Records contained in a dataset
***
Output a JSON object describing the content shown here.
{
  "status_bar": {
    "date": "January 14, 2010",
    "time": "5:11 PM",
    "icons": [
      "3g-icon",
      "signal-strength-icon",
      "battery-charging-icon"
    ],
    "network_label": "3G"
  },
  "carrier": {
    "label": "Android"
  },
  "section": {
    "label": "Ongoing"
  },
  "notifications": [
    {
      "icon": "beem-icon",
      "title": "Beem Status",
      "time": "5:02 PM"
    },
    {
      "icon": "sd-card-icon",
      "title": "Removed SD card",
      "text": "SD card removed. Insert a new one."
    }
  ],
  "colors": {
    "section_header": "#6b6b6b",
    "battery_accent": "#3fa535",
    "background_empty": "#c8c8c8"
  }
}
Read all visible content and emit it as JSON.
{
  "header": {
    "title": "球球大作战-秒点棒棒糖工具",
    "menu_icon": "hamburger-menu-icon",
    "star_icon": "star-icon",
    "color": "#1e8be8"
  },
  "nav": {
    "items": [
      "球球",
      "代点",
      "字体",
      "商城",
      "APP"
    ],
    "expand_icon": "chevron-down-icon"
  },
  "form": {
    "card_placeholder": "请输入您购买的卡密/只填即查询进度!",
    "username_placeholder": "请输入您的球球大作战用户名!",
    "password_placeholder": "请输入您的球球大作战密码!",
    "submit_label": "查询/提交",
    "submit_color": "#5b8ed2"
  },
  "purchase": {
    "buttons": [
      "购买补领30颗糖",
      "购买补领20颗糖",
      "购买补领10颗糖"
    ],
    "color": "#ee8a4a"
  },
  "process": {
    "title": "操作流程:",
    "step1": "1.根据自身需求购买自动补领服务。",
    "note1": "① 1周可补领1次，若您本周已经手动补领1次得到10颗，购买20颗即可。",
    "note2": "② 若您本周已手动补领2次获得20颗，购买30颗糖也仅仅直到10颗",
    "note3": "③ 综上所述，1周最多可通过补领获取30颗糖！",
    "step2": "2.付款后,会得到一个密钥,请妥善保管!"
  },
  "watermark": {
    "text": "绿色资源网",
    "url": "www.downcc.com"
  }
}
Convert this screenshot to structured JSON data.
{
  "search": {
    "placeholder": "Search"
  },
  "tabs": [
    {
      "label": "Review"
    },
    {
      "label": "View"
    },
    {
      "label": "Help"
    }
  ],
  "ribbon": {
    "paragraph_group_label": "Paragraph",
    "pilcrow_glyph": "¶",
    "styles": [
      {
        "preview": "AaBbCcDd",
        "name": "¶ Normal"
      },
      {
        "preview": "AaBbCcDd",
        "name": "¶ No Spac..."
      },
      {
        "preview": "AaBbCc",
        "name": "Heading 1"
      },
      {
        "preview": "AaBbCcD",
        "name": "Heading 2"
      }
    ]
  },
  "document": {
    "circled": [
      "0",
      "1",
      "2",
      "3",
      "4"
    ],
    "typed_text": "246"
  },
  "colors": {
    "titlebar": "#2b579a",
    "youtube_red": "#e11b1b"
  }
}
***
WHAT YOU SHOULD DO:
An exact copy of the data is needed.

SOLUTION TO THIS TASK:
Output a JSON object describing the content shown here.
{
  "status_bar": {
    "date": "January 14, 2010",
    "time": "5:11 PM",
    "icons": [
      "3g-icon",
      "signal-strength-icon",
      "battery-charging-icon"
    ],
    "network_label": "3G"
  },
  "carrier": {
    "label": "Android"
  },
  "section": {
    "label": "Ongoing"
  },
  "notifications": [
    {
      "icon": "beem-icon",
      "title": "Beem Status",
      "time": "5:02 PM"
    },
    {
      "icon": "sd-card-icon",
      "title": "Removed SD card",
      "text": "SD card removed. Insert a new one."
    }
  ],
  "colors": {
    "section_header": "#6b6b6b",
    "battery_accent": "#3fa535",
    "background_empty": "#c8c8c8"
  }
}
Read all visible content and emit it as JSON.
{
  "header": {
    "title": "球球大作战-秒点棒棒糖工具",
    "menu_icon": "hamburger-menu-icon",
    "star_icon": "star-icon",
    "color": "#1e8be8"
  },
  "nav": {
    "items": [
      "球球",
      "代点",
      "字体",
      "商城",
      "APP"
    ],
    "expand_icon": "chevron-down-icon"
  },
  "form": {
    "card_placeholder": "请输入您购买的卡密/只填即查询进度!",
    "username_placeholder": "请输入您的球球大作战用户名!",
    "password_placeholder": "请输入您的球球大作战密码!",
    "submit_label": "查询/提交",
    "submit_color": "#5b8ed2"
  },
  "purchase": {
    "buttons": [
      "购买补领30颗糖",
      "购买补领20颗糖",
      "购买补领10颗糖"
    ],
    "color": "#ee8a4a"
  },
  "process": {
    "title": "操作流程:",
    "step1": "1.根据自身需求购买自动补领服务。",
    "note1": "① 1周可补领1次，若您本周已经手动补领1次得到10颗，购买20颗即可。",
    "note2": "② 若您本周已手动补领2次获得20颗，购买30颗糖也仅仅直到10颗",
    "note3": "③ 综上所述，1周最多可通过补领获取30颗糖！",
    "step2": "2.付款后,会得到一个密钥,请妥善保管!"
  },
  "watermark": {
    "text": "绿色资源网",
    "url": "www.downcc.com"
  }
}
Convert this screenshot to structured JSON data.
{
  "search": {
    "placeholder": "Search"
  },
  "tabs": [
    {
      "label": "Review"
    },
    {
      "label": "View"
    },
    {
      "label": "Help"
    }
  ],
  "ribbon": {
    "paragraph_group_label": "Paragraph",
    "pilcrow_glyph": "¶",
    "styles": [
      {
        "preview": "AaBbCcDd",
        "name": "¶ Normal"
      },
      {
        "preview": "AaBbCcDd",
        "name": "¶ No Spac..."
      },
      {
        "preview": "AaBbCc",
        "name": "Heading 1"
      },
      {
        "preview": "AaBbCcD",
        "name": "Heading 2"
      }
    ]
  },
  "document": {
    "circled": [
      "0",
      "1",
      "2",
      "3",
      "4"
    ],
    "typed_text": "246"
  },
  "colors": {
    "titlebar": "#2b579a",
    "youtube_red": "#e11b1b"
  }
}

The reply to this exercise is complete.